Taking the lines below one at a time, count those with the string "每版打印" and give the result alone.

Material shown:
'''

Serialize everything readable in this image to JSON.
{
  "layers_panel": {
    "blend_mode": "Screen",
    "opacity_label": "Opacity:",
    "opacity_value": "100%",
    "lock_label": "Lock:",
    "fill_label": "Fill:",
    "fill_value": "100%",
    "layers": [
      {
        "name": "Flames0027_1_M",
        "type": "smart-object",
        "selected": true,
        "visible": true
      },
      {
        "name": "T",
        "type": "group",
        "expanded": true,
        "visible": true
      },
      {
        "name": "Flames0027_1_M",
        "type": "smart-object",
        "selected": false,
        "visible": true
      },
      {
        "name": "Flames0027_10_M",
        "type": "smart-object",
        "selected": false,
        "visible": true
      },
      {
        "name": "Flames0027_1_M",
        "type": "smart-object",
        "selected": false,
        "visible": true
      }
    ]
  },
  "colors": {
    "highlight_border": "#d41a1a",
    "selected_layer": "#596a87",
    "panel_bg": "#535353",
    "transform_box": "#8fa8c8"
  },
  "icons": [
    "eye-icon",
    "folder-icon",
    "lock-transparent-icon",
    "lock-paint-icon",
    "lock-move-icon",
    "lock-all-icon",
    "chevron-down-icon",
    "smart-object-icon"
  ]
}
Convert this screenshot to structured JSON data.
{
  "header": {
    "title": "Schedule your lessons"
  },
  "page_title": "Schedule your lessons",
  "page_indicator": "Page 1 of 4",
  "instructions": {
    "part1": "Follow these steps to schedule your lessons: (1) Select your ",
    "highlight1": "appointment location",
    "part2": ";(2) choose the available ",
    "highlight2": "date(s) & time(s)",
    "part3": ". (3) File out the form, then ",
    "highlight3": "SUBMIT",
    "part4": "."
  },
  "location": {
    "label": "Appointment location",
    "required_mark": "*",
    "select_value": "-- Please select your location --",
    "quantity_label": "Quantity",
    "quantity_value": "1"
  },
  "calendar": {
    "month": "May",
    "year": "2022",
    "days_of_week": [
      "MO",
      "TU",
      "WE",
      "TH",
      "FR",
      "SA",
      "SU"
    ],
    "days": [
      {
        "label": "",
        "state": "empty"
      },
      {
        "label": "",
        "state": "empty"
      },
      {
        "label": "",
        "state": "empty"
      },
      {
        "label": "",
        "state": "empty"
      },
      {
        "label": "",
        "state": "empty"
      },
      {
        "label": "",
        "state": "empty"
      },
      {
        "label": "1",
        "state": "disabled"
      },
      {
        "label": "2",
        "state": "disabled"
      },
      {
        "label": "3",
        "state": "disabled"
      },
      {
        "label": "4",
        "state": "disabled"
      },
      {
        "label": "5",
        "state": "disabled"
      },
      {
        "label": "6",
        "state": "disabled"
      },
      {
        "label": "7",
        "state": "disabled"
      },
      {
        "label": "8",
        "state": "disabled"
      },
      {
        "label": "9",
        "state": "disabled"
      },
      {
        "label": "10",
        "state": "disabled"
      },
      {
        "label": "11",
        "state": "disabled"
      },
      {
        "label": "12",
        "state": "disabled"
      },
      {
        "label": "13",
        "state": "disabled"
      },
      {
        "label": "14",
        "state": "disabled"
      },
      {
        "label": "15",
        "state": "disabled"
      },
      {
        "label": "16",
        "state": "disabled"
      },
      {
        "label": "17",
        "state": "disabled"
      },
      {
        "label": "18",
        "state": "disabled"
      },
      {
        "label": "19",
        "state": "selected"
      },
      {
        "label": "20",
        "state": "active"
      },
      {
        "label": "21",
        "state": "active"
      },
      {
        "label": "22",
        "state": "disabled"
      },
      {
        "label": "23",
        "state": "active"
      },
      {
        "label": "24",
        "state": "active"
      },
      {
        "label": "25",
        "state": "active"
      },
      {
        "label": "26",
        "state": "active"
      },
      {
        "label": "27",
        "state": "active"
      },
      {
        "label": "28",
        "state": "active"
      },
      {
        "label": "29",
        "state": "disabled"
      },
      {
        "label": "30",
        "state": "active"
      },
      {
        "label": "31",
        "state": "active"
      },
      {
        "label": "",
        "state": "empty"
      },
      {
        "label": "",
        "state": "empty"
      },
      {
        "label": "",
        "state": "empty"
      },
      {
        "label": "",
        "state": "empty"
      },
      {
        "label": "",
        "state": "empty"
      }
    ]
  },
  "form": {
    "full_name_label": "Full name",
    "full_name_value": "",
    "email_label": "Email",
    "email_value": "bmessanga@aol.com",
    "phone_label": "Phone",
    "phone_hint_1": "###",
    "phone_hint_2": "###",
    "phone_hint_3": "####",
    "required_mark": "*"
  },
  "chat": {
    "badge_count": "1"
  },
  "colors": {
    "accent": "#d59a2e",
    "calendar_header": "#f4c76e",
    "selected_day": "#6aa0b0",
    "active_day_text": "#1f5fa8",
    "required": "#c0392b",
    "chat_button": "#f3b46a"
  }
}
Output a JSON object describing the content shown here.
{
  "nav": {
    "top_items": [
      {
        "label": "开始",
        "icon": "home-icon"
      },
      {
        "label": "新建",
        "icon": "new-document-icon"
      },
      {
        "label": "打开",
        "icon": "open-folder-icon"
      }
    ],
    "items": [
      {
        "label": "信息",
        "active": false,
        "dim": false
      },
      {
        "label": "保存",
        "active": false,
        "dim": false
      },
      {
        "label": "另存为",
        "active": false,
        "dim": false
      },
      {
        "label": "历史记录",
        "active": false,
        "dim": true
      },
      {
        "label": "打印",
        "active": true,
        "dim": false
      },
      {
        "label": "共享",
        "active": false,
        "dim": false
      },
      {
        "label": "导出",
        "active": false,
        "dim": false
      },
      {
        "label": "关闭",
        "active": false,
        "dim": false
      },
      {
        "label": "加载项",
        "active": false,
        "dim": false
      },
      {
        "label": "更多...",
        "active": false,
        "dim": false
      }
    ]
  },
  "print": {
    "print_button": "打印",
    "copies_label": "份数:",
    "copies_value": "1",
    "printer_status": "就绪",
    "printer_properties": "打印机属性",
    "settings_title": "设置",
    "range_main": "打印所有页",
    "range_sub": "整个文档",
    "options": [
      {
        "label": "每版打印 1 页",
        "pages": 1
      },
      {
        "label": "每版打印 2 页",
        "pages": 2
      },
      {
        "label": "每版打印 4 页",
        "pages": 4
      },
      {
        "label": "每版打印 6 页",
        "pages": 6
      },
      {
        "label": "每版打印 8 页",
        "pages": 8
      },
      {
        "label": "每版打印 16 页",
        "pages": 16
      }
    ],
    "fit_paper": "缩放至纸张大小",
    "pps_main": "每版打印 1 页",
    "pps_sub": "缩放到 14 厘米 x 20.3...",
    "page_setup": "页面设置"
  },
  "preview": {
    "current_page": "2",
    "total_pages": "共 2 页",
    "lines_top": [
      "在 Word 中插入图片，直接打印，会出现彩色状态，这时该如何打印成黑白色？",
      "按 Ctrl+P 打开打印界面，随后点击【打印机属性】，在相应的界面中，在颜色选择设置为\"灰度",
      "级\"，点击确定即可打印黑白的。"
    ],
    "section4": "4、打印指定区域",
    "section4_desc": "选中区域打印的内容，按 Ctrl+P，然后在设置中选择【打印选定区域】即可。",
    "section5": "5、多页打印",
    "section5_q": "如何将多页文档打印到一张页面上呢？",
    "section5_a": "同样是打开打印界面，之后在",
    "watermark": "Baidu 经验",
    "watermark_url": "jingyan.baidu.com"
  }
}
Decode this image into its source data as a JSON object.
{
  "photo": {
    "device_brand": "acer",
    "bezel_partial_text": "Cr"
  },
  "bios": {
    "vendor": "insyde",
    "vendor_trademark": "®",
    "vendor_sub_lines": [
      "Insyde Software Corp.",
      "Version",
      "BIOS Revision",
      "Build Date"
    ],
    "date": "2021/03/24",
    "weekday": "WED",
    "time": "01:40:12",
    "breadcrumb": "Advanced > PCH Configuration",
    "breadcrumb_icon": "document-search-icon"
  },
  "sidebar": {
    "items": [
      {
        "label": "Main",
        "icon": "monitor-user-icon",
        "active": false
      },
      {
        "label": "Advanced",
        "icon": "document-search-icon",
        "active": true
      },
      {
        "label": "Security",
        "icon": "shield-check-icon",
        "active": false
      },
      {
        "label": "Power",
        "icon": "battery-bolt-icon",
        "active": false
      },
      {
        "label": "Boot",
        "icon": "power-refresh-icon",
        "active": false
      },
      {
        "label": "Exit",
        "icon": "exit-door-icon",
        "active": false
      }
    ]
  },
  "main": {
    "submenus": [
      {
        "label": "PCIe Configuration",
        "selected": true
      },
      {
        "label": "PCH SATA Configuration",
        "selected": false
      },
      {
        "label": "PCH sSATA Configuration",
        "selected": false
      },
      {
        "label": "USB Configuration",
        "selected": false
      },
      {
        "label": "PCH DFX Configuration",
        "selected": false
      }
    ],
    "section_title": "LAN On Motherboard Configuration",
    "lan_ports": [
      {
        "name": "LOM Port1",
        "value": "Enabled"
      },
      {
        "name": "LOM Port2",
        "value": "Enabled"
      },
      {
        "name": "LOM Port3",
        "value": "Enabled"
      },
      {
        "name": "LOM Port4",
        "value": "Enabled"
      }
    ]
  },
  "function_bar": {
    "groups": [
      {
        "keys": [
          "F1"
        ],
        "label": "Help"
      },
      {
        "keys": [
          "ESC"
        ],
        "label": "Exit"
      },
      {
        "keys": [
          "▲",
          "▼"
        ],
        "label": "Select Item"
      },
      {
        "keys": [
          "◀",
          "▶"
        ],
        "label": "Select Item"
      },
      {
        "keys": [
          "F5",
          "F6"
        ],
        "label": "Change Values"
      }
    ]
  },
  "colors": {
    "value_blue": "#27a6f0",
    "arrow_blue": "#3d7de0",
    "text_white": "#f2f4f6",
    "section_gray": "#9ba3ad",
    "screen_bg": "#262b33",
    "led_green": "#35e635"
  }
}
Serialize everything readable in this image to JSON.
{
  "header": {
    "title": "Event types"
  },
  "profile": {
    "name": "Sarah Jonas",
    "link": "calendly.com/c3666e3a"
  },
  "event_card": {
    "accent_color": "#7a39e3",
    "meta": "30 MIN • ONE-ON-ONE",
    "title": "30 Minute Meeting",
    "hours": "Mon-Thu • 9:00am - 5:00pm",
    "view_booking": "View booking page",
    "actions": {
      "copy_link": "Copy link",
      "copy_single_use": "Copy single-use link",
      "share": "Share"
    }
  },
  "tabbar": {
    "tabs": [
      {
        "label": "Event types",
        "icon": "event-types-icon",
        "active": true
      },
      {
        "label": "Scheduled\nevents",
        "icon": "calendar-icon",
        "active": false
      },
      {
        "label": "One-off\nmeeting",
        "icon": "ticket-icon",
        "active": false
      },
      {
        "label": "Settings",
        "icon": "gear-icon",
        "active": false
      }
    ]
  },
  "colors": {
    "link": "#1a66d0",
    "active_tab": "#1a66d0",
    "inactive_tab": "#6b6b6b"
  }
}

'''

Solution for this problem: 7